Don't be afraid of color. It may be time to take a fresh look at your present landscaped garden. Think orange. Orange is bold and bright. It makes a strong statement. Orange in all its shades stands up to brilliant summer sunlight. Orange is striking in a monochromatic scheme, and sparkles with purple, white or blue. There is so much to choose from among the annuals such as violas, calendulas, nasturtiums, geraniums, cannas, Mexican sunflowers, cosmos, zinnias, dahlias, gazanias, gladiolus, marigolds, black-eyed Susan vine, and California poppies. Perennials include poppies, yarrow, dwarf and tall bearded iris, red hot pokers, crocosmias, day lilies and true lilies, butterfly weed and blackberry lily. And of course, you'll need a rose.

The bulbs are emerging. Crocuses and daffodils have awakened. Pansies in every color of the rainbow are ready to be planted among them They are so bright and welcoming during the cool March days. It's fun to mix colors or keep to large blocks of a single color. Pansies can be arranged to suit almost any style or taste. We also love filling containers with them.

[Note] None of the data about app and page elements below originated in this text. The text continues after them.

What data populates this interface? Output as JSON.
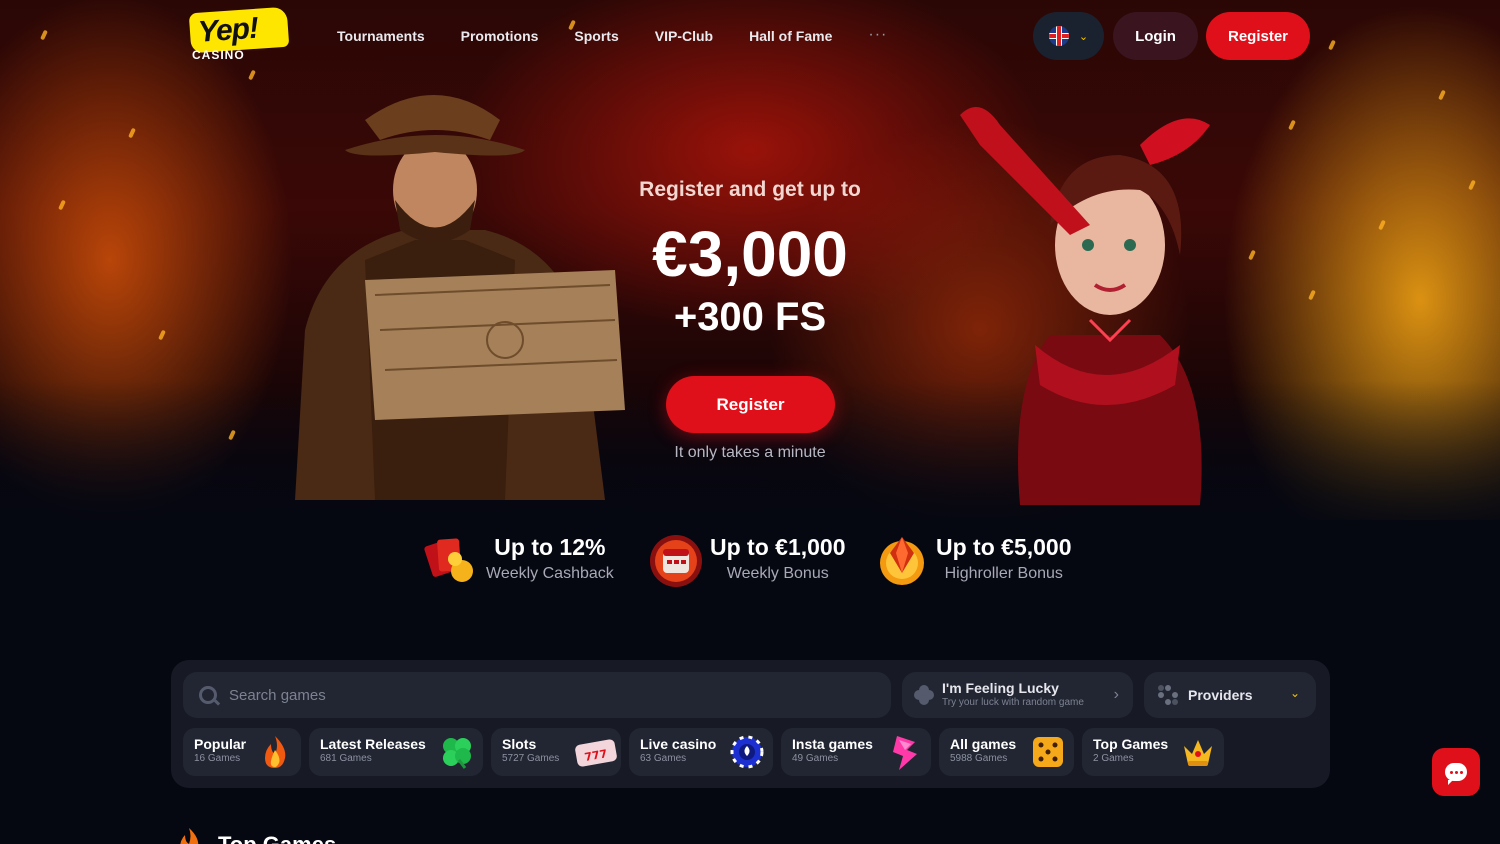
{
  "header": {
    "logo_text": "Yep!",
    "logo_sub": "CASINO",
    "nav": [
      "Tournaments",
      "Promotions",
      "Sports",
      "VIP-Club",
      "Hall of Fame"
    ],
    "more": "···",
    "language_icon": "uk-flag-icon",
    "login_label": "Login",
    "register_label": "Register"
  },
  "hero": {
    "subtitle": "Register and get up to",
    "amount": "€3,000",
    "free_spins": "+300 FS",
    "cta_label": "Register",
    "note": "It only takes a minute"
  },
  "bonuses": [
    {
      "title": "Up to 12%",
      "subtitle": "Weekly Cashback",
      "icon": "cards-icon"
    },
    {
      "title": "Up to €1,000",
      "subtitle": "Weekly Bonus",
      "icon": "calendar-icon"
    },
    {
      "title": "Up to €5,000",
      "subtitle": "Highroller Bonus",
      "icon": "diamond-icon"
    }
  ],
  "games": {
    "search_placeholder": "Search games",
    "lucky_title": "I'm Feeling Lucky",
    "lucky_sub": "Try your luck with random game",
    "providers_label": "Providers",
    "categories": [
      {
        "label": "Popular",
        "count": "16 Games",
        "icon": "flame-icon"
      },
      {
        "label": "Latest Releases",
        "count": "681 Games",
        "icon": "clover-icon"
      },
      {
        "label": "Slots",
        "count": "5727 Games",
        "icon": "slot-machine-icon"
      },
      {
        "label": "Live casino",
        "count": "63 Games",
        "icon": "poker-chip-icon"
      },
      {
        "label": "Insta games",
        "count": "49 Games",
        "icon": "lightning-icon"
      },
      {
        "label": "All games",
        "count": "5988 Games",
        "icon": "dice-icon"
      },
      {
        "label": "Top Games",
        "count": "2 Games",
        "icon": "crown-icon"
      }
    ]
  },
  "section": {
    "title": "Top Games"
  },
  "colors": {
    "accent_red": "#e0101a",
    "brand_yellow": "#ffe600",
    "panel_bg": "#171a25",
    "page_bg": "#050711"
  }
}
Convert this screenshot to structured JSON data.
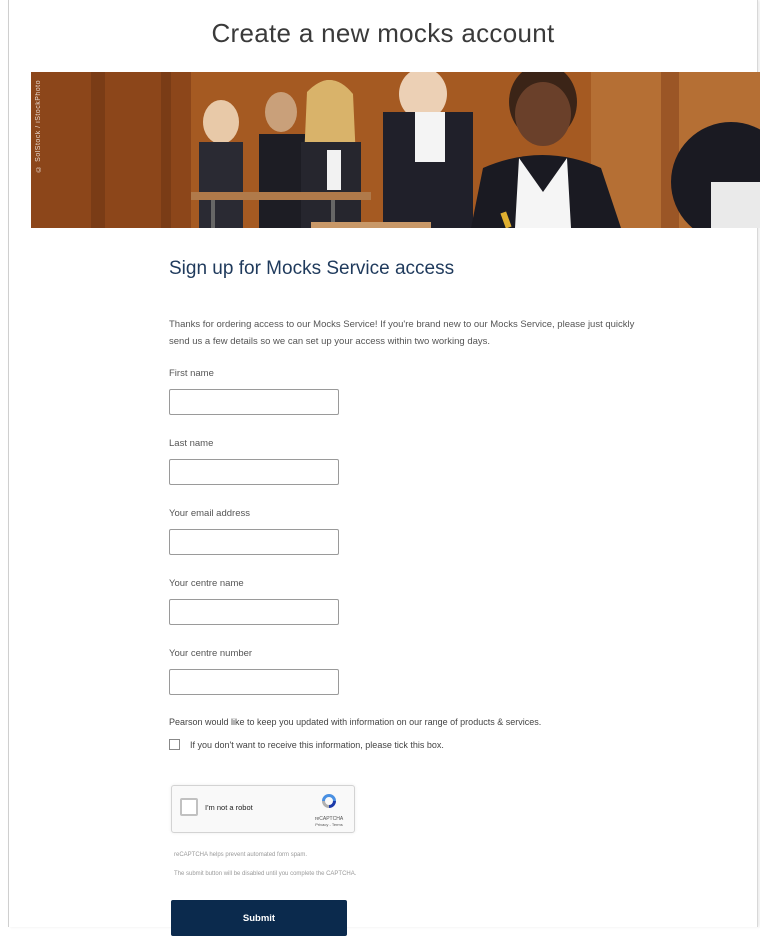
{
  "page": {
    "title": "Create a new mocks account",
    "hero_credit": "© SolStock / iStockPhoto"
  },
  "form": {
    "heading": "Sign up for Mocks Service access",
    "intro": "Thanks for ordering access to our Mocks Service! If you're brand new to our Mocks Service, please just quickly send us a few details so we can set up your access within two working days.",
    "fields": [
      {
        "label": "First name",
        "value": ""
      },
      {
        "label": "Last name",
        "value": ""
      },
      {
        "label": "Your email address",
        "value": ""
      },
      {
        "label": "Your centre name",
        "value": ""
      },
      {
        "label": "Your centre number",
        "value": ""
      }
    ],
    "consent_text": "Pearson would like to keep you updated with information on our range of products & services.",
    "optout_label": "If you don't want to receive this information, please tick this box.",
    "optout_checked": false,
    "recaptcha": {
      "label": "I'm not a robot",
      "brand": "reCAPTCHA",
      "links": "Privacy - Terms"
    },
    "recaptcha_note": "reCAPTCHA helps prevent automated form spam.",
    "submit_note": "The submit button will be disabled until you complete the CAPTCHA.",
    "submit_label": "Submit"
  },
  "colors": {
    "heading": "#1f3a5c",
    "submit_bg": "#0b2a4d"
  }
}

Water levels are down due to the small amount of rain and snow over the winter. It is critical that plants are checked to ensure they are receiving adequate amounts of water. Mulching becomes more critical than ever. Two to three inches of mulch around plants, shrubs and trees will help keep the soil moist and water from evaporating. A good layer of mulch will also inhibit weed growth.

Think about your summer vegetable and herb garden. Cool season vegetables like snow peas, English garden peas and nonedible sweet peas can be planted now. Soak the seeds in water overnight. This will help them germinate faster.

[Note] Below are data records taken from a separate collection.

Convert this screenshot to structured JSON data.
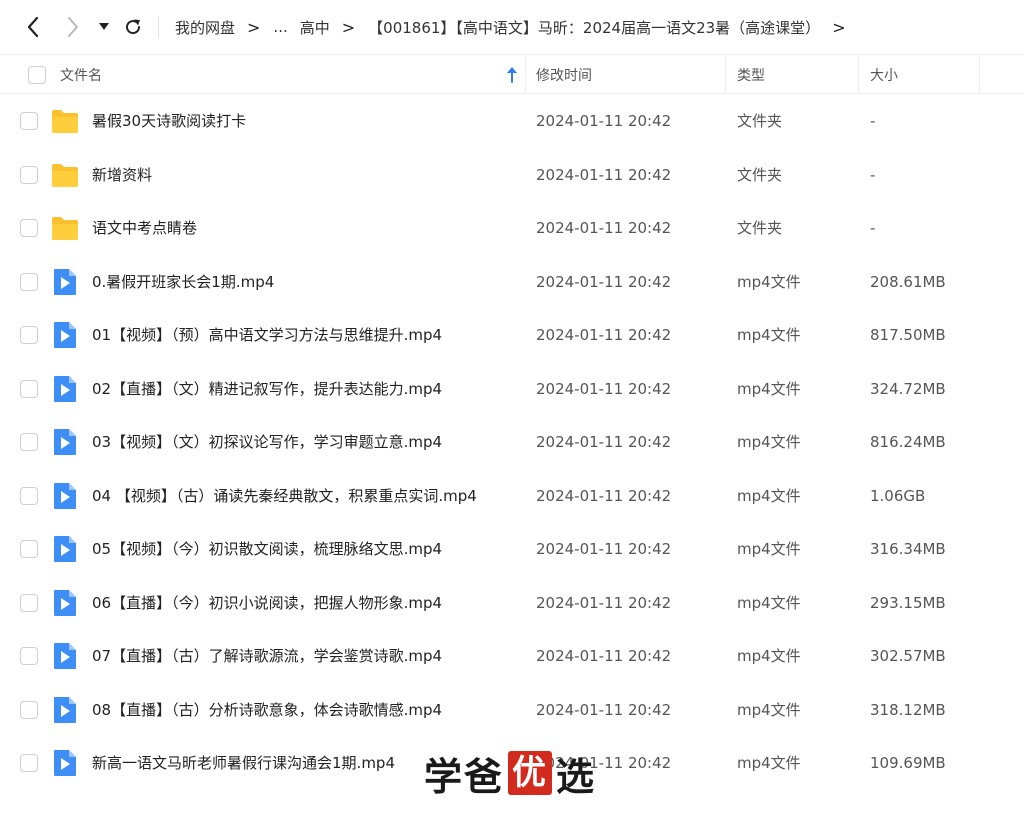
{
  "breadcrumb": {
    "root": "我的网盘",
    "ellipsis": "...",
    "level1": "高中",
    "current": "【001861】【高中语文】马昕：2024届高一语文23暑（高途课堂）"
  },
  "columns": {
    "name": "文件名",
    "modified": "修改时间",
    "type": "类型",
    "size": "大小"
  },
  "files": [
    {
      "name": "暑假30天诗歌阅读打卡",
      "modified": "2024-01-11 20:42",
      "type": "文件夹",
      "size": "-",
      "icon": "folder-icon"
    },
    {
      "name": "新增资料",
      "modified": "2024-01-11 20:42",
      "type": "文件夹",
      "size": "-",
      "icon": "folder-icon"
    },
    {
      "name": "语文中考点睛卷",
      "modified": "2024-01-11 20:42",
      "type": "文件夹",
      "size": "-",
      "icon": "folder-icon"
    },
    {
      "name": "0.暑假开班家长会1期.mp4",
      "modified": "2024-01-11 20:42",
      "type": "mp4文件",
      "size": "208.61MB",
      "icon": "video-file-icon"
    },
    {
      "name": "01【视频】（预）高中语文学习方法与思维提升.mp4",
      "modified": "2024-01-11 20:42",
      "type": "mp4文件",
      "size": "817.50MB",
      "icon": "video-file-icon"
    },
    {
      "name": "02【直播】（文）精进记叙写作，提升表达能力.mp4",
      "modified": "2024-01-11 20:42",
      "type": "mp4文件",
      "size": "324.72MB",
      "icon": "video-file-icon"
    },
    {
      "name": "03【视频】（文）初探议论写作，学习审题立意.mp4",
      "modified": "2024-01-11 20:42",
      "type": "mp4文件",
      "size": "816.24MB",
      "icon": "video-file-icon"
    },
    {
      "name": "04 【视频】（古）诵读先秦经典散文，积累重点实词.mp4",
      "modified": "2024-01-11 20:42",
      "type": "mp4文件",
      "size": "1.06GB",
      "icon": "video-file-icon"
    },
    {
      "name": "05【视频】（今）初识散文阅读，梳理脉络文思.mp4",
      "modified": "2024-01-11 20:42",
      "type": "mp4文件",
      "size": "316.34MB",
      "icon": "video-file-icon"
    },
    {
      "name": "06【直播】（今）初识小说阅读，把握人物形象.mp4",
      "modified": "2024-01-11 20:42",
      "type": "mp4文件",
      "size": "293.15MB",
      "icon": "video-file-icon"
    },
    {
      "name": "07【直播】（古）了解诗歌源流，学会鉴赏诗歌.mp4",
      "modified": "2024-01-11 20:42",
      "type": "mp4文件",
      "size": "302.57MB",
      "icon": "video-file-icon"
    },
    {
      "name": "08【直播】（古）分析诗歌意象，体会诗歌情感.mp4",
      "modified": "2024-01-11 20:42",
      "type": "mp4文件",
      "size": "318.12MB",
      "icon": "video-file-icon"
    },
    {
      "name": "新高一语文马昕老师暑假行课沟通会1期.mp4",
      "modified": "2024-01-11 20:42",
      "type": "mp4文件",
      "size": "109.69MB",
      "icon": "video-file-icon"
    }
  ],
  "watermark": {
    "part1": "学爸",
    "seal": "优",
    "part2": "选"
  },
  "colors": {
    "folder": "#FBC02D",
    "video": "#3E8EF7",
    "sort_arrow": "#2F7CF6",
    "watermark_seal": "#D22A1D"
  }
}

Prune fruit trees, summer and fall blooming shrubs and vines. Pruning stimulates growth. Especially with fruit trees, pay attention to the horizontal branches. This growth is ideal for fruit production. Spring-blooming shrubs such as forsythia, lilac, deutzia, and white-flowered spireas should be pruned after they bloom. However, summer-blooming shrubs such as Rose of Sharon, beautyberry, crape myrtle, butterfly bush, and the summer-blooming, pink-flowered spireas can be pruned now until early spring before growth begins.

If you haven't had your soil tested in the past few years, this would be a good time to test it while you prepare for the coming planting season. The test results will help you determine how much and what fertilizer to use and will also help you identify other soil amendments (such as lime) to add to your garden. Add nutrients such as potassium, phosphorous and nitrogen to your soil test's specifications. This will give the garden a head start and can be done at the end of March.